Looking at the data, count the lines where the word "Todd" occurs and answer with only the number.

Start of DATASET

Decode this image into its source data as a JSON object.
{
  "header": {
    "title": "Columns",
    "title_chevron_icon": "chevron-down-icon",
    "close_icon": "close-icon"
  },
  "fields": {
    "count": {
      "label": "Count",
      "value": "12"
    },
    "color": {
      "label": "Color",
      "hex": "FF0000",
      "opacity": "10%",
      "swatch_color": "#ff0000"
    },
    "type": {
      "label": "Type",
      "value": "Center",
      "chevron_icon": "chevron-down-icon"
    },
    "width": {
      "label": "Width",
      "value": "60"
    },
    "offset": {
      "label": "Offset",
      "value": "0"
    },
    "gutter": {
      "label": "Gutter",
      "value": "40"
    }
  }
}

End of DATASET
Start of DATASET

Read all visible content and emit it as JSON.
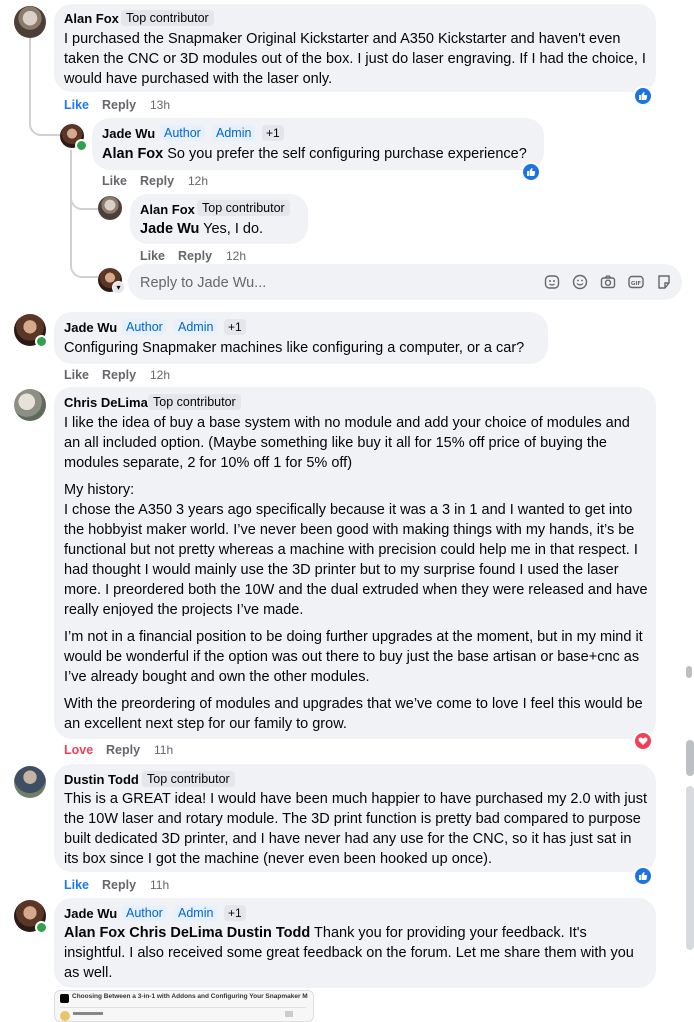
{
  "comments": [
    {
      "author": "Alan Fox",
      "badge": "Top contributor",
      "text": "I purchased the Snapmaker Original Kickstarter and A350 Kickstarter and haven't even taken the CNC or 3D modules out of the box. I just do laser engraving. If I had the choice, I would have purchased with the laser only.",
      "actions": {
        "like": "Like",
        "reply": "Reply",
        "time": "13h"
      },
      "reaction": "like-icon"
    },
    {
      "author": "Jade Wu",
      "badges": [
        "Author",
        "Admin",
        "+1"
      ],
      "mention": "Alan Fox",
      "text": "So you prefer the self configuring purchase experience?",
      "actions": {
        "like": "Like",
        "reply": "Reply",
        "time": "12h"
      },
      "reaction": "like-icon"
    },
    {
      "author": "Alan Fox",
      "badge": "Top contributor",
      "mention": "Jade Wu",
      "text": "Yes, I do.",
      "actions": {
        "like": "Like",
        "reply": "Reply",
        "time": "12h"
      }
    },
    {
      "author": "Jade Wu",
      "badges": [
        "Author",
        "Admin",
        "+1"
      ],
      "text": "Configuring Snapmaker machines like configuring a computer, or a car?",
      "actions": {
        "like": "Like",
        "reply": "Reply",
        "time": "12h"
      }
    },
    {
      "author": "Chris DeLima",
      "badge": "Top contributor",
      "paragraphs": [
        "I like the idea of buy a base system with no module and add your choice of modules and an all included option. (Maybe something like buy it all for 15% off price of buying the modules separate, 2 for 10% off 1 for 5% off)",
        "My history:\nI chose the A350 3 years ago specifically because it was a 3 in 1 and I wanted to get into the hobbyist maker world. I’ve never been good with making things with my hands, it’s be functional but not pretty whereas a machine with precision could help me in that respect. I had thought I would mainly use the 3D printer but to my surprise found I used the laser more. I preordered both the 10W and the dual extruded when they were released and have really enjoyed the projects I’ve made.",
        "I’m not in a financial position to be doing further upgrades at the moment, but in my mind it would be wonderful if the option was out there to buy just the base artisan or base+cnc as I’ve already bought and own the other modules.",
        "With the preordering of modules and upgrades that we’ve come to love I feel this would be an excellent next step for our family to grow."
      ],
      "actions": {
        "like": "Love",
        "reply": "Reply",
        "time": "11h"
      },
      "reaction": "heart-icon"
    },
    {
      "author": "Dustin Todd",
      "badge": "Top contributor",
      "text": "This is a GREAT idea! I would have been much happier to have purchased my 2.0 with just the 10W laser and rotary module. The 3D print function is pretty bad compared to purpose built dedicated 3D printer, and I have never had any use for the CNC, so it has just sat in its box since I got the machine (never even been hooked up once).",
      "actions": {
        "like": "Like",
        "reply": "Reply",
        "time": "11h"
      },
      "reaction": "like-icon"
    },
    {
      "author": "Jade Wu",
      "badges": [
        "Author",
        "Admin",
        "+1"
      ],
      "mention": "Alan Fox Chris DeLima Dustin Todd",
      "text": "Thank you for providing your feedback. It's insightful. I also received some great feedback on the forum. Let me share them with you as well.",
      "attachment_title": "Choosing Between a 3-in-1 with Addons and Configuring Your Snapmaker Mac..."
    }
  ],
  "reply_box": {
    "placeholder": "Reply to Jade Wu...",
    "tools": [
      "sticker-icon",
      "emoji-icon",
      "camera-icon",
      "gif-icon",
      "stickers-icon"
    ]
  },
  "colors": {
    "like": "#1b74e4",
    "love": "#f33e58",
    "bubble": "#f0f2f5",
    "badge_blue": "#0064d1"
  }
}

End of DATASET

- **EXERCISE SOLUTION**
2